This is silly because it comes off like a threat. Like the worst possible thing that can happen to a guy is to stay with the very team that is making the threat. It’s like telling your wife that if she does not leave you, she’s stuck with you forever.

It’s meaningless too, in that Stanton has an opt-out clause after 2020. If the Marlins could not make a trade Stanton would approve, he’d simply collect close to $90 million and then leave at age 30. Oooh, don’t throw me into that briar patch, Mr. Jeter!

Not that Stanton’s people are offering statements of serious gravitas. His agent was asked about Stanton’s opt-out rights, which he retains even though he’s now with the Yankees:

That may very well be true! He just got here and everything is going great so far. It’s totally empty, of course, because anything can happen between now and the fall of 2020. If the big time free agents of the next two years sign for the sort of money that makes Stanton look underpaid, he’ll certainly opt-out, even if he wants to stay with the Yankees. Ask Alex Rodriguez and CC Sabathia how that works. The opt-out clause is pure, unadulterated leverage for a player and unless he totally craters over the next three seasons he’ll most certainly use it, regardless of present desires.
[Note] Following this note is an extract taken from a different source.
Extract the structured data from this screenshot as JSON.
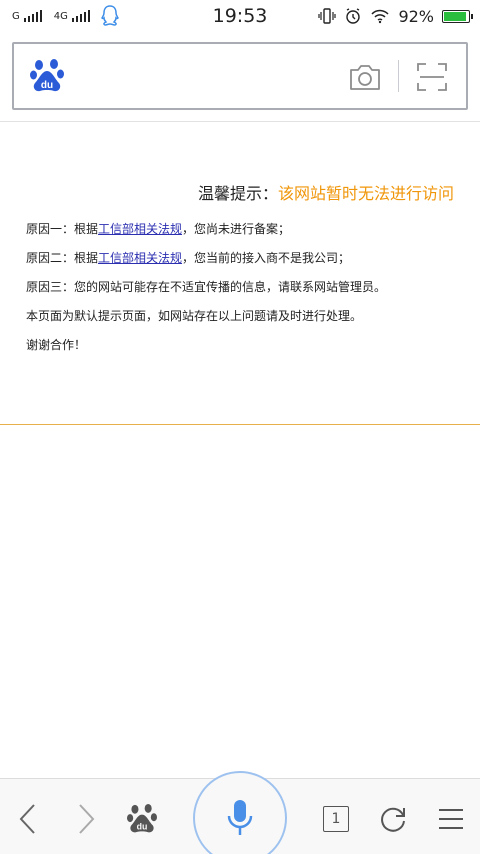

Which, hey, that’s how things work when a big trade or free agent signing happens. Everyone who has lost looks bad and everyone who won sounds happy. Then, later, the baseball happens.